On a recent TV review on NDTV India, Virkam Chandra and his colleague commented that the Safari Browser in the iPhone was implemented in a revolutionary manner with pinch zooming and crisp rendition. They however felt that the lack of copy paste was a serious ommision- perhaps a lapse on Apple’s part.

Well folks, as it turns out most webpages are as such copyrighted material and owned by the site creator or licensed from another source. Not having copy-paste should have been a natural implementation on the early web days- to encourage more serious econtent which is not dependent on ads or sponsors. Then ebooks publishers and independent authors can consider the web as a serious medium for content and charge even nominal fees- per view/reading or annual subscription.
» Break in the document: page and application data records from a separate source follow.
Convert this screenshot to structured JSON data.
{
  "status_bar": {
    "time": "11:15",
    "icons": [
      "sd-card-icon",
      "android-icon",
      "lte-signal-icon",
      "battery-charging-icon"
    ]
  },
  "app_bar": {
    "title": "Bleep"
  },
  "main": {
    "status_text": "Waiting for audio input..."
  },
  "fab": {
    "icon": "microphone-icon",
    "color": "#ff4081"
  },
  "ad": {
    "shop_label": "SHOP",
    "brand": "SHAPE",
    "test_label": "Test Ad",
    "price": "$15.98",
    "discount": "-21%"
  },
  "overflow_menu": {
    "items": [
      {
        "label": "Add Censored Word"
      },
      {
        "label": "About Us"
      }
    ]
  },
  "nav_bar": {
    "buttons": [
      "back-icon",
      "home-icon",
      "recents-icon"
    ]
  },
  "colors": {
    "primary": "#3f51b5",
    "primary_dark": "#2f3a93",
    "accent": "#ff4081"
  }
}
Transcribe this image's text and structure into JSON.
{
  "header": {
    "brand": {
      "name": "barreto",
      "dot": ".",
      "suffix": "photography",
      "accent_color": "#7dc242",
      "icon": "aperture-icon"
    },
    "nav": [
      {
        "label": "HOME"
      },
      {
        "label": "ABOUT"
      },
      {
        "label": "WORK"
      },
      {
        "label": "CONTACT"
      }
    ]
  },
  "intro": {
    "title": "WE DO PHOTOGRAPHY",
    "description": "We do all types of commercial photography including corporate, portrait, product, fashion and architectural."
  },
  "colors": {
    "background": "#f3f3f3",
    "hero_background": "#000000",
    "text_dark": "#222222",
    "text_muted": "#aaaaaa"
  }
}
(The fact that a travel publisher such as Lonely Planet still prefers to look at the print medium – even though loads of books and tons of text have to be re-printed every other year for each destination, is an indicator that content sharing failed on the web. Lonely Planet should have benefited immensely from the web in the past decade- in theory – since they are a text based publisher with emphasis on little details or simple maps for every other area of a town. A hypelink and search approach should have enabled them to focus on their job of creating guides rather than estimating stock to print. But so far content can be lifted off from webpages, even after initial payment. So neither the publisher is interested in serious content creation, nor do readers get reliable e-content at affordable prices)

I have not yet put my hands on an iPhone but I hope this paves the way for e-books and audio books. Those who wish to publish free info can then find a way to release the data and allow download or copy-paste.

The iPhone is doing many things right, which the net could not earlier on. This product promises to be a content-platform for sure, hopefully.